Nerlynx

  • Email
  • Help

Questions & Answers

Update of 23 March 2018:

The applicant for Nerlynx has requested a re-examination of the CHMP’s February 2018 opinion. Upon receipt of the grounds of the request, the CHMP will re-examine its opinion and issue a final recommendation.

 

On 22 February 2018, the Committee for Medicinal Products for Human Use (CHMP) adopted a negative opinion, recommending the refusal of the marketing authorisation for the medicinal product Nerlynx, intended for the treatment of breast cancer.

The company that applied for authorisation is Puma Biotechnology Ltd. It may request a re-examination of the opinion within 15 days of receipt of notification of this negative opinion.

What is Nerlynx?

Nerlynx is a medicine that contains the active substance neratinib. It was to be available as tablets.

What was Nerlynx expected to be used for?

Nerlynx was expected to be used to treat adults with early breast cancer who had already had treatment that included another cancer medicine, trastuzumab, but who were at high risk of their cancer coming back. Nerlynx was intended for extended use only with breast cancers that produce high levels of a protein called HER2, which helps cells to divide and grow.

How does Nerlynx work?

The active substance in Nerlynx, neratinib, is a type of cancer medicine called a tyrosine kinase inhibitor. It attaches to the HER2 protein on the cancer cells, and so blocks its action. Because HER2 helps cancer cells to grow and divide, blocking it helps to stop them growing and prevent the cancer coming back.

What did the company present to support its application?

The company provided the results from one main study involving 2,840 women with early breast cancer with high levels of HER2 who had already received treatment that included trastuzumab. In these women, daily treatment with Nerlynx for a year was compared with placebo (a dummy treatment). The main measure of effectiveness was the proportion of women who had lived without the cancer coming back at the end of the 2-year study.
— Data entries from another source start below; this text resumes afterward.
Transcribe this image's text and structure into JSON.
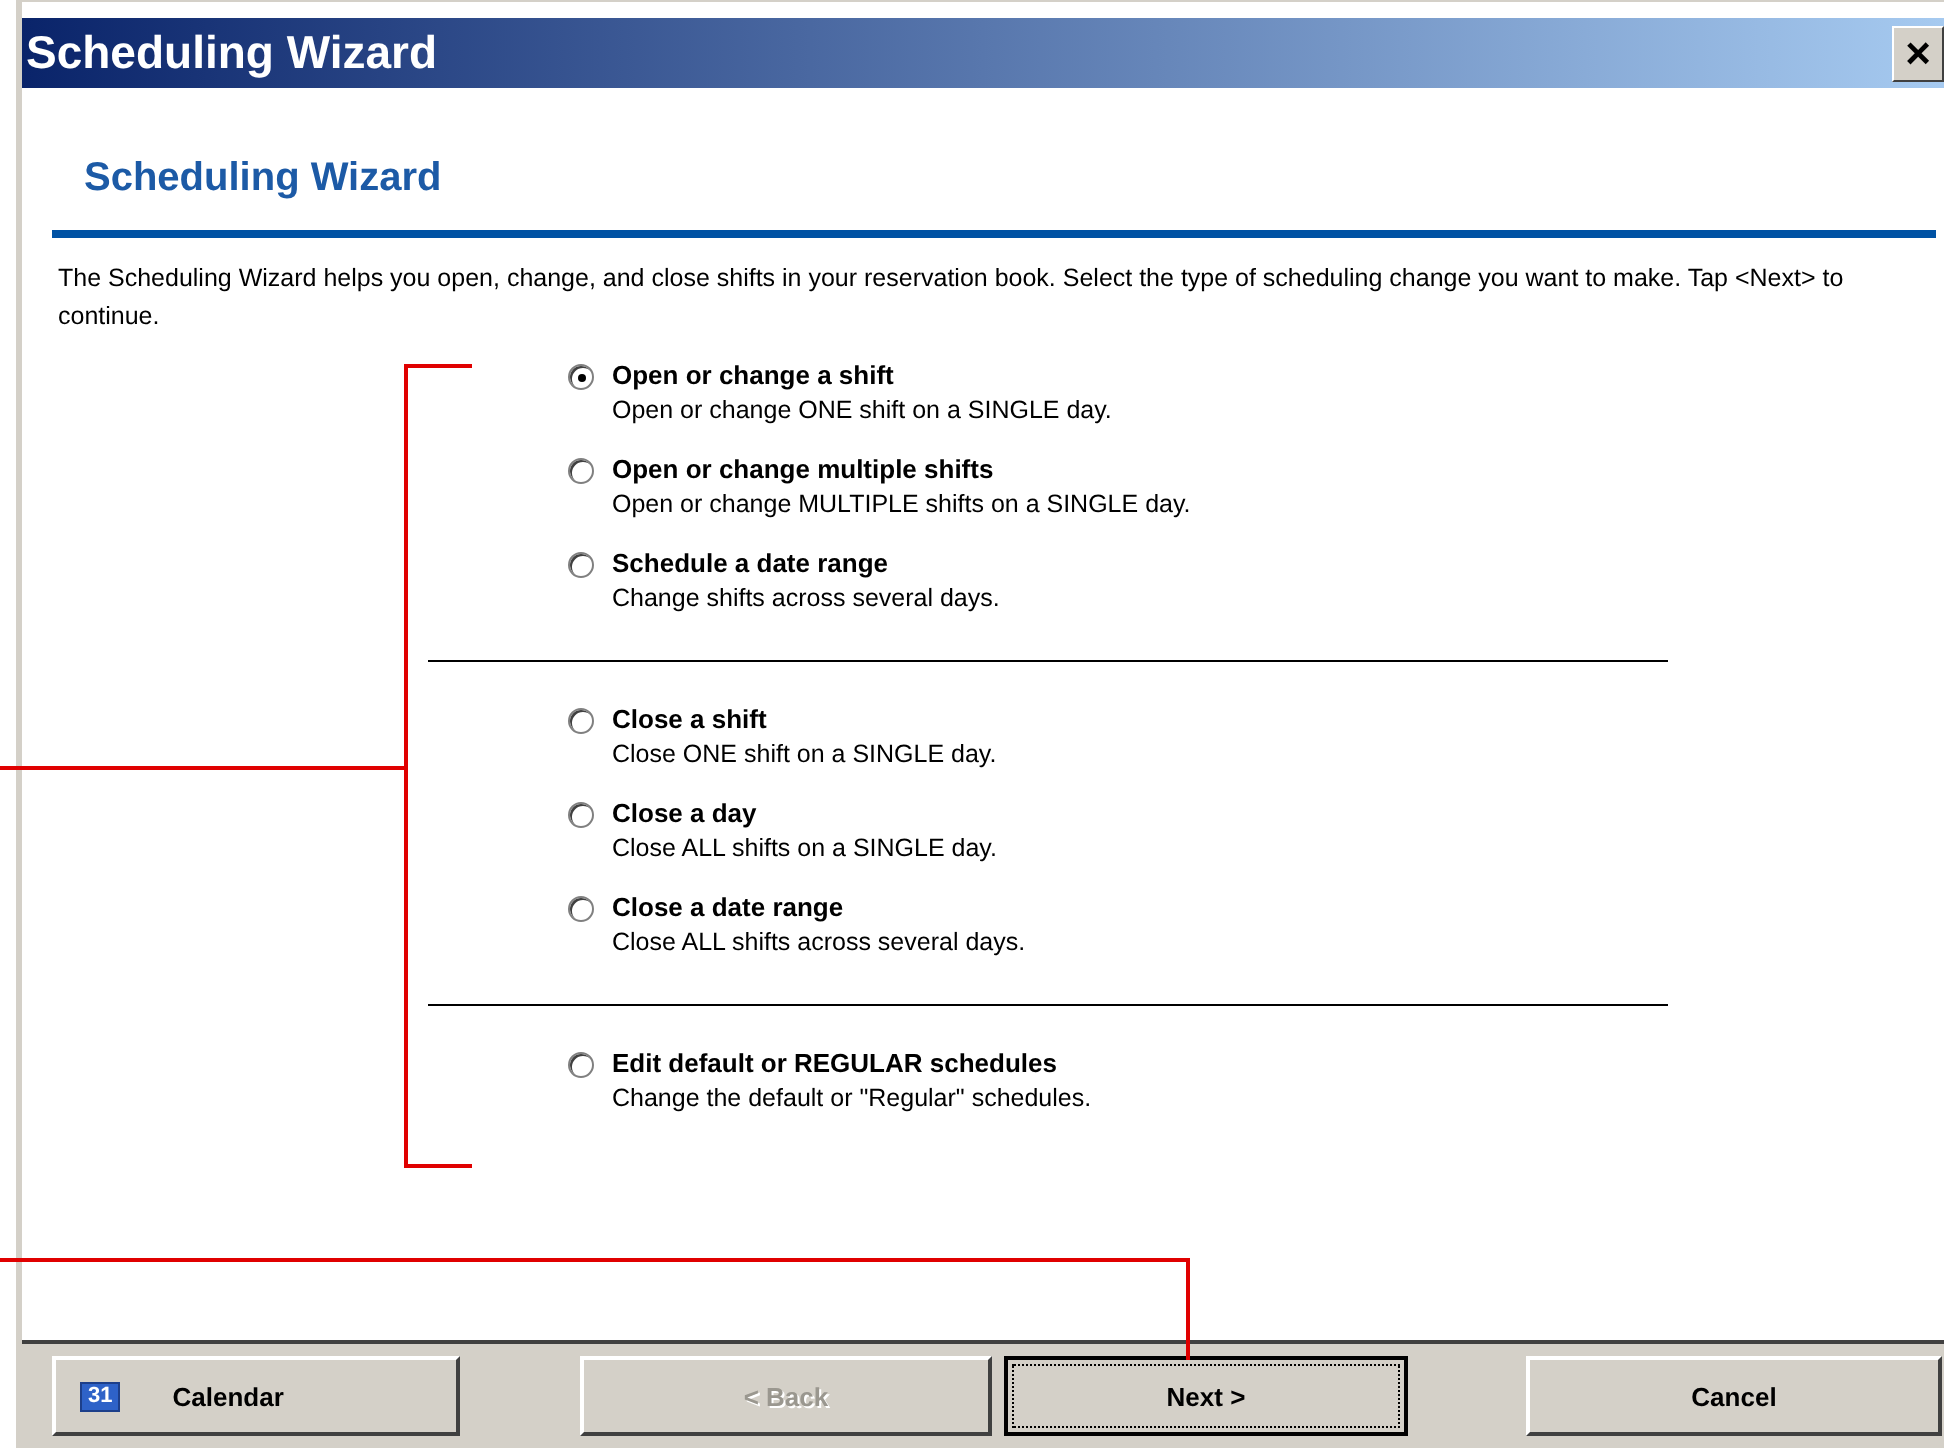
{
  "window": {
    "title": "Scheduling Wizard",
    "close": "×"
  },
  "heading": "Scheduling Wizard",
  "description": "The Scheduling Wizard helps you open, change, and close shifts in your reservation book.  Select the type of scheduling change you want to make.  Tap <Next> to continue.",
  "option_groups": [
    {
      "options": [
        {
          "title": "Open or change a shift",
          "description": "Open or change ONE shift on a SINGLE day.",
          "selected": true
        },
        {
          "title": "Open or change multiple shifts",
          "description": "Open or change MULTIPLE shifts on a SINGLE day.",
          "selected": false
        },
        {
          "title": "Schedule a date range",
          "description": "Change shifts across several days.",
          "selected": false
        }
      ]
    },
    {
      "options": [
        {
          "title": "Close a shift",
          "description": "Close ONE shift on a SINGLE day.",
          "selected": false
        },
        {
          "title": "Close a day",
          "description": "Close ALL shifts on a SINGLE day.",
          "selected": false
        },
        {
          "title": "Close a date range",
          "description": "Close ALL shifts across several days.",
          "selected": false
        }
      ]
    },
    {
      "options": [
        {
          "title": "Edit default or REGULAR schedules",
          "description": "Change the default or \"Regular\" schedules.",
          "selected": false
        }
      ]
    }
  ],
  "buttons": [
    {
      "label": "Calendar",
      "icon_text": "31",
      "disabled": false,
      "focused": false
    },
    {
      "label": "< Back",
      "disabled": true,
      "focused": false
    },
    {
      "label": "Next >",
      "disabled": false,
      "focused": true
    },
    {
      "label": "Cancel",
      "disabled": false,
      "focused": false
    }
  ]
}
What were the CHMP’s main concerns that led to the refusal?

The CHMP considered that a greater proportion of women given Nerlynx in the study lived for 2 years without their disease coming back than women given placebo (around 94% versus 92% respectively). However, it is uncertain that this difference in benefit would be seen in clinical practice. Furthermore, Nerlynx causes side effects in the digestive system, particularly diarrhoea, which affected most patients and might be difficult to manage. The Committee therefore concluded that the benefits were not enough to outweigh the risk of side effects and recommended that Nerlynx be refused marketing authorisation.

What consequences does this refusal have for patients in clinical trials?
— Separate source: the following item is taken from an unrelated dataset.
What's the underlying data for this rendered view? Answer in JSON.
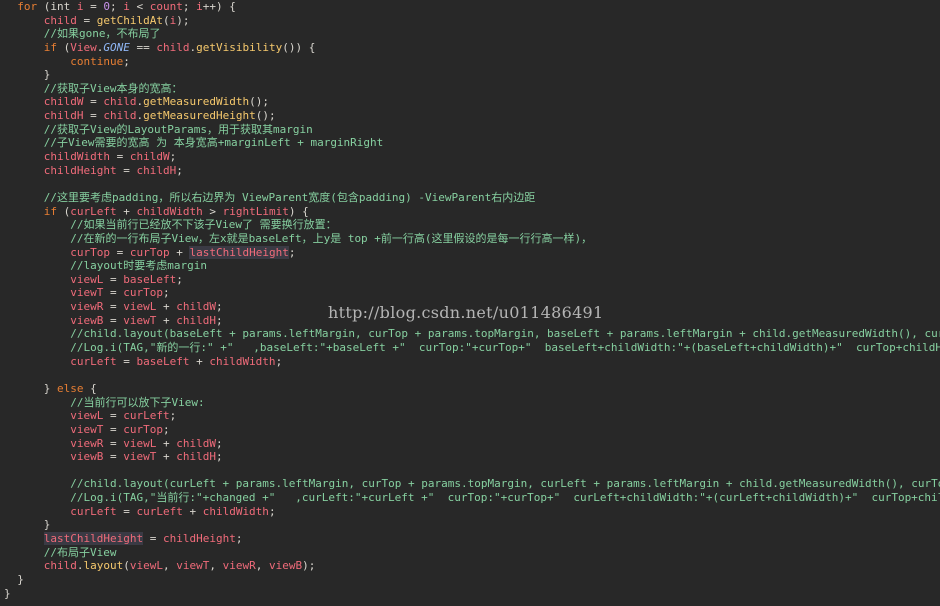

The company informed the CHMP that there are no consequences for patients currently included in clinical trials with Nerlynx.
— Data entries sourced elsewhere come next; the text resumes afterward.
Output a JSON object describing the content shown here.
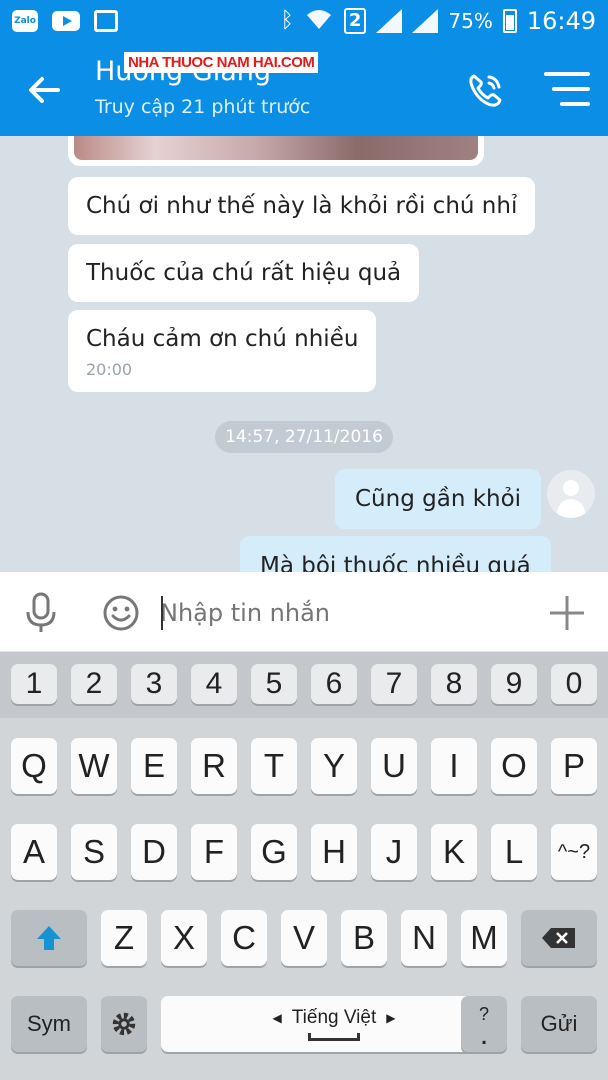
{
  "status_bar": {
    "app_icons": [
      "zalo-icon",
      "youtube-icon",
      "store-icon"
    ],
    "zalo_label": "Zalo",
    "sim_indicator": "2",
    "battery_percent": "75%",
    "battery_level": 0.75,
    "time": "16:49"
  },
  "header": {
    "title": "Hương Giang",
    "subtitle": "Truy cập 21 phút trước",
    "watermark": "NHA THUOC NAM HAI.COM"
  },
  "messages": {
    "incoming": [
      {
        "text": "Chú ơi như thế này là khỏi rồi chú nhỉ"
      },
      {
        "text": "Thuốc của chú rất hiệu quả"
      },
      {
        "text": "Cháu cảm ơn chú nhiều",
        "time": "20:00"
      }
    ],
    "date_separator": "14:57, 27/11/2016",
    "outgoing": [
      {
        "text": "Cũng gần khỏi"
      },
      {
        "text": "Mà bôi thuốc nhiều quá"
      }
    ]
  },
  "input": {
    "placeholder": "Nhập tin nhắn"
  },
  "keyboard": {
    "numbers": [
      "1",
      "2",
      "3",
      "4",
      "5",
      "6",
      "7",
      "8",
      "9",
      "0"
    ],
    "row1": [
      "Q",
      "W",
      "E",
      "R",
      "T",
      "Y",
      "U",
      "I",
      "O",
      "P"
    ],
    "row2": [
      "A",
      "S",
      "D",
      "F",
      "G",
      "H",
      "J",
      "K",
      "L"
    ],
    "row3": [
      "Z",
      "X",
      "C",
      "V",
      "B",
      "N",
      "M"
    ],
    "sym_label": "Sym",
    "language_label": "Tiếng Việt",
    "send_label": "Gửi",
    "tone_key": "^~?",
    "punct_key": "?",
    "dot_key": "."
  },
  "colors": {
    "accent": "#0a8ee6",
    "chat_bg": "#d7dfe6",
    "outgoing_bubble": "#d5ecfb",
    "shift_arrow": "#1793d1"
  }
}
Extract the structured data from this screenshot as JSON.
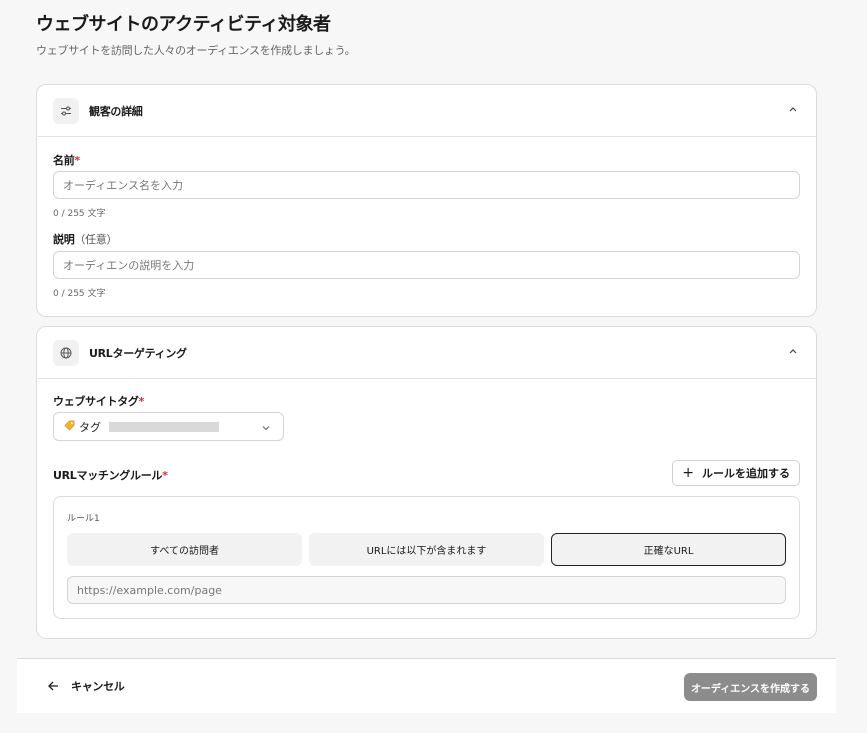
{
  "header": {
    "title": "ウェブサイトのアクティビティ対象者",
    "subtitle": "ウェブサイトを訪問した人々のオーディエンスを作成しましょう。"
  },
  "audience_details": {
    "title": "観客の詳細",
    "name_label": "名前",
    "name_required": "*",
    "name_placeholder": "オーディエンス名を入力",
    "name_value": "",
    "name_counter": "0 / 255 文字",
    "description_label": "説明",
    "description_optional": "（任意）",
    "description_placeholder": "オーディエンの説明を入力",
    "description_value": "",
    "description_counter": "0 / 255 文字"
  },
  "url_targeting": {
    "title": "URLターゲティング",
    "website_tag_label": "ウェブサイトタグ",
    "website_tag_required": "*",
    "selected_tag_label": "タグ",
    "matching_rules_label": "URLマッチングルール",
    "matching_rules_required": "*",
    "add_rule_label": "ルールを追加する",
    "rules": [
      {
        "title": "ルール1",
        "options": [
          "すべての訪問者",
          "URLには以下が含まれます",
          "正確なURL"
        ],
        "selected": "正確なURL",
        "url_placeholder": "https://example.com/page",
        "url_value": ""
      }
    ]
  },
  "footer": {
    "cancel_label": "キャンセル",
    "create_label": "オーディエンスを作成する"
  },
  "colors": {
    "required": "#d32f2f",
    "primary_disabled": "#8c8c8c",
    "background": "#f7f7f7"
  },
  "icons": {
    "audience_details": "sliders-icon",
    "url_targeting": "globe-icon",
    "tag": "tag-icon"
  }
}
If you are in a clinical trial and need more information about your treatment, contact the doctor who is giving it to you.

Name Language First published Last updated
Questions and answers on refusal of the marketing authorisation for Nerlynx (neratinib) (English only) 2018-02-23 2018-03-23

Key facts

Product details for Nerlynx
NameNerlynx
INN or common name

neratinib

Therapeutic area Breast Neoplasms
Active substance

neratinib

Date opinion adopted22/02/2018
Company name

Puma Biotechnology Ltd

StatusNegative
Application typeInitial authorisation